Problem description.
The answer must consist of every line from the entries below that contains the word "localhost".

Task data.
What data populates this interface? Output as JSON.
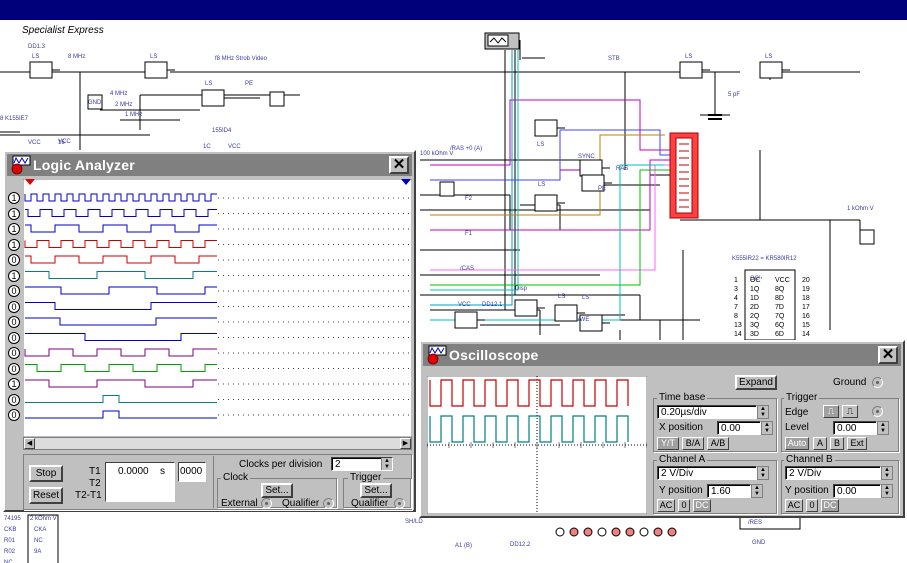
{
  "document": {
    "title": "Specialist Express"
  },
  "schematic": {
    "labels": [
      "DD1.3",
      "LS",
      "8 MHz",
      "LS",
      "f8 MHz Strob Video",
      "LS",
      "PE",
      "4 MHz",
      "2 MHz",
      "1 MHz",
      "STB",
      "LS",
      "LS",
      "5 pF",
      "155ID4",
      "8 K155IE7",
      "1C",
      "VCC",
      "VCC",
      "16",
      "/RAS +0 (A)",
      "LS",
      "SYNC",
      "RAS",
      "LS",
      "PE",
      "F2",
      "F1",
      "/CAS",
      "100 kOhm V",
      "1 kOhm V",
      "K555IR22 = KR580IR12",
      "OC'",
      "VCC",
      "DD12.1",
      "Disp",
      "LS",
      "LS",
      "/WE",
      "A1 (B)",
      "DD12.2",
      "/RES",
      "GND",
      "SH/LD",
      "74195",
      "2 kOhm V",
      "CKB",
      "CKA",
      "R01",
      "NC",
      "R02",
      "9A",
      "NC",
      "VCC",
      "GND",
      "+V",
      "5V"
    ],
    "chip_pins_left": [
      "1",
      "3",
      "4",
      "7",
      "8",
      "13",
      "14"
    ],
    "chip_pin_names_left": [
      "OC'",
      "1Q",
      "1D",
      "2D",
      "2Q",
      "3Q",
      "3D"
    ],
    "chip_pin_names_right": [
      "VCC",
      "8Q",
      "8D",
      "7D",
      "7Q",
      "6Q",
      "6D"
    ],
    "chip_pins_right": [
      "20",
      "19",
      "18",
      "17",
      "16",
      "15",
      "14"
    ]
  },
  "logic_analyzer": {
    "title": "Logic Analyzer",
    "channel_values": [
      "1",
      "1",
      "1",
      "1",
      "0",
      "1",
      "0",
      "0",
      "0",
      "0",
      "0",
      "0",
      "1",
      "0",
      "0"
    ],
    "buttons": {
      "stop": "Stop",
      "reset": "Reset",
      "clock_set": "Set...",
      "trigger_set": "Set..."
    },
    "time_labels": {
      "t1": "T1",
      "t2": "T2",
      "t21": "T2-T1"
    },
    "time_value": "0.0000",
    "time_unit": "s",
    "hex_value": "0000",
    "clocks_per_division_label": "Clocks per division",
    "clocks_per_division": "2",
    "clock_group": "Clock",
    "trigger_group": "Trigger",
    "external_label": "External",
    "qualifier_label": "Qualifier",
    "trigger_qualifier_label": "Qualifier",
    "colors": {
      "blue": "#0000c8",
      "red": "#c80000",
      "teal": "#008080",
      "purple": "#800080",
      "green": "#00a000"
    }
  },
  "oscilloscope": {
    "title": "Oscilloscope",
    "expand_label": "Expand",
    "ground_label": "Ground",
    "time_base": {
      "label": "Time base",
      "value": "0.20µs/div",
      "x_position_label": "X position",
      "x_position": "0.00",
      "modes": [
        "Y/T",
        "B/A",
        "A/B"
      ]
    },
    "trigger": {
      "label": "Trigger",
      "edge_label": "Edge",
      "level_label": "Level",
      "level": "0.00",
      "sources": [
        "Auto",
        "A",
        "B",
        "Ext"
      ]
    },
    "channel_a": {
      "label": "Channel A",
      "value": "2 V/Div",
      "y_position_label": "Y position",
      "y_position": "1.60",
      "coupling": [
        "AC",
        "0",
        "DC"
      ]
    },
    "channel_b": {
      "label": "Channel B",
      "value": "2 V/Div",
      "y_position_label": "Y position",
      "y_position": "0.00",
      "coupling": [
        "AC",
        "0",
        "DC"
      ]
    },
    "colors": {
      "trace_a": "#c80000",
      "trace_b": "#008080"
    }
  }
}
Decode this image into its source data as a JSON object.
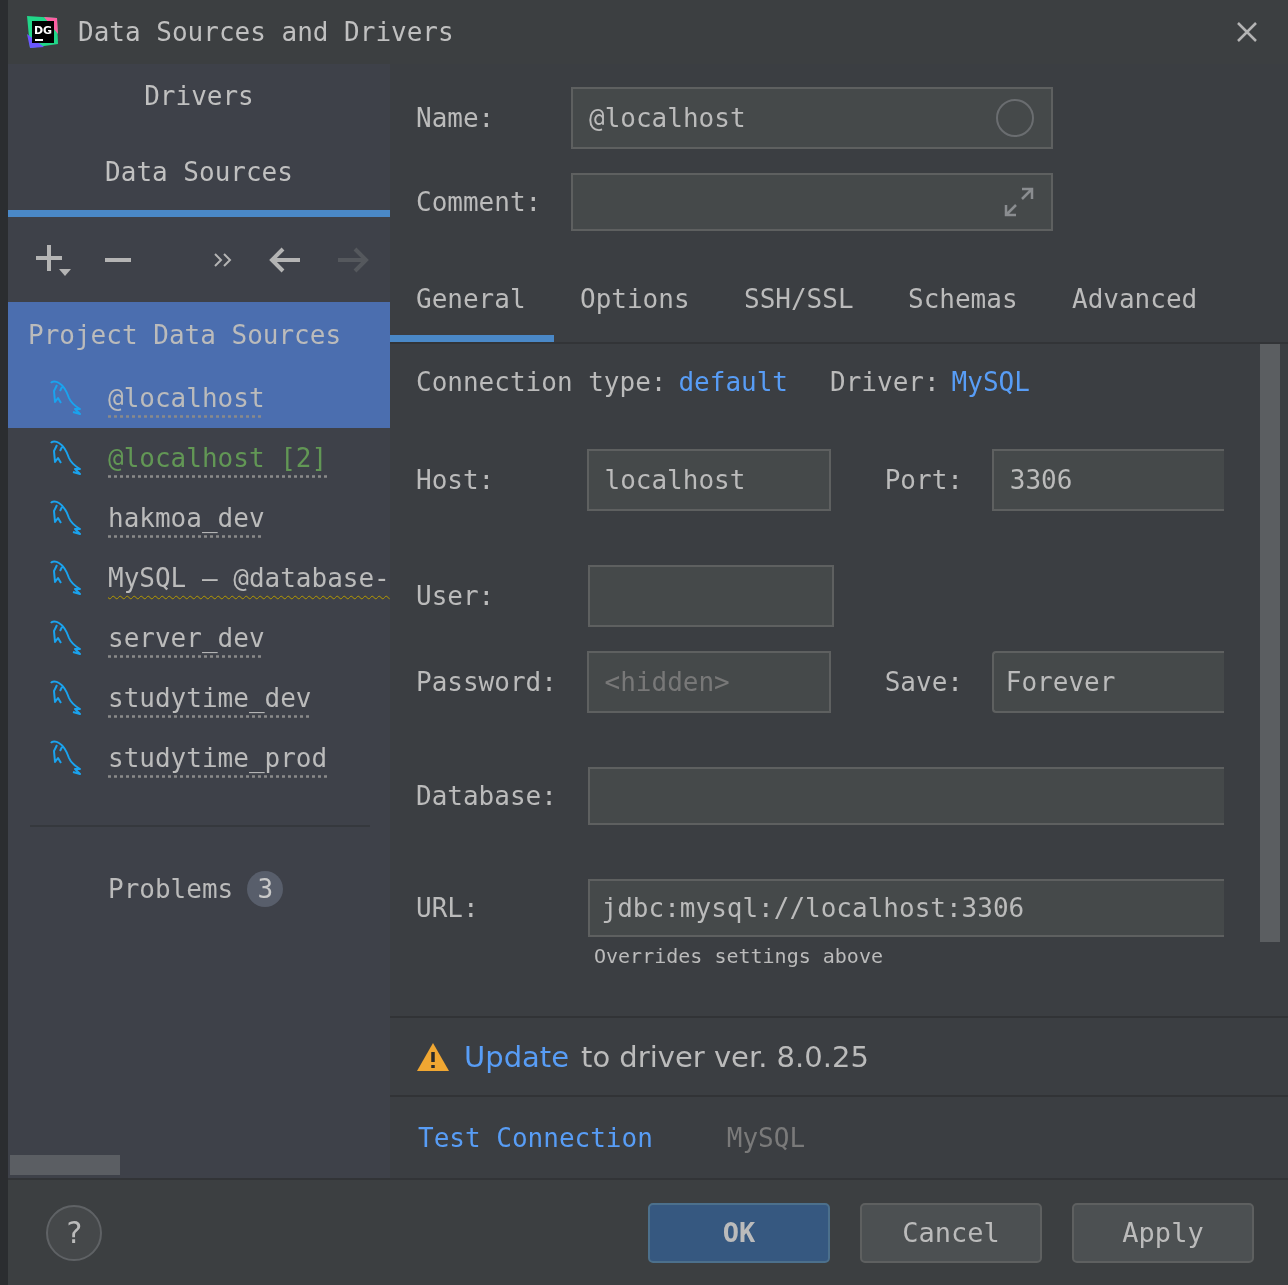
{
  "window": {
    "title": "Data Sources and Drivers",
    "logo": "DG"
  },
  "sidebar": {
    "tabs": [
      {
        "label": "Drivers",
        "selected": false
      },
      {
        "label": "Data Sources",
        "selected": true
      }
    ],
    "toolbar": [
      {
        "kind": "add",
        "disabled": false
      },
      {
        "kind": "remove",
        "disabled": false
      },
      {
        "kind": "more",
        "disabled": false
      },
      {
        "kind": "back",
        "disabled": false
      },
      {
        "kind": "forward",
        "disabled": true
      }
    ],
    "tree": {
      "label": "Project Data Sources",
      "selected": true,
      "children": [
        {
          "label": "@localhost",
          "selected": true,
          "kind": "normal"
        },
        {
          "label": "@localhost [2]",
          "selected": false,
          "kind": "new"
        },
        {
          "label": "hakmoa_dev",
          "selected": false,
          "kind": "normal"
        },
        {
          "label": "MySQL – @database-",
          "selected": false,
          "kind": "warning"
        },
        {
          "label": "server_dev",
          "selected": false,
          "kind": "normal"
        },
        {
          "label": "studytime_dev",
          "selected": false,
          "kind": "normal"
        },
        {
          "label": "studytime_prod",
          "selected": false,
          "kind": "normal"
        }
      ]
    },
    "problems": {
      "label": "Problems",
      "count": "3"
    }
  },
  "form": {
    "name": {
      "label": "Name:",
      "value": "@localhost"
    },
    "comment": {
      "label": "Comment:"
    },
    "tabs": [
      {
        "label": "General",
        "selected": true
      },
      {
        "label": "Options",
        "selected": false
      },
      {
        "label": "SSH/SSL",
        "selected": false
      },
      {
        "label": "Schemas",
        "selected": false
      },
      {
        "label": "Advanced",
        "selected": false
      }
    ],
    "connection_type": {
      "label": "Connection type:",
      "value": "default"
    },
    "driver": {
      "label": "Driver:",
      "value": "MySQL"
    },
    "host": {
      "label": "Host:",
      "value": "localhost"
    },
    "port": {
      "label": "Port:",
      "value": "3306"
    },
    "user": {
      "label": "User:"
    },
    "password": {
      "label": "Password:",
      "placeholder": "<hidden>"
    },
    "save": {
      "label": "Save:",
      "value": "Forever"
    },
    "database": {
      "label": "Database:"
    },
    "url": {
      "label": "URL:",
      "value": "jdbc:mysql://localhost:3306",
      "hint": "Overrides settings above"
    }
  },
  "notice": {
    "link": "Update",
    "text": "to driver ver. 8.0.25"
  },
  "test_connection": "Test Connection",
  "driver_name": "MySQL",
  "buttons": [
    {
      "label": "OK",
      "default": true
    },
    {
      "label": "Cancel",
      "default": false
    },
    {
      "label": "Apply",
      "default": false
    }
  ],
  "help": "?"
}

Output of the task.
          "label": "@localhost",
          "label": "@localhost [2]",
      "value": "@localhost"
      "value": "localhost"
      "value": "jdbc:mysql://localhost:3306",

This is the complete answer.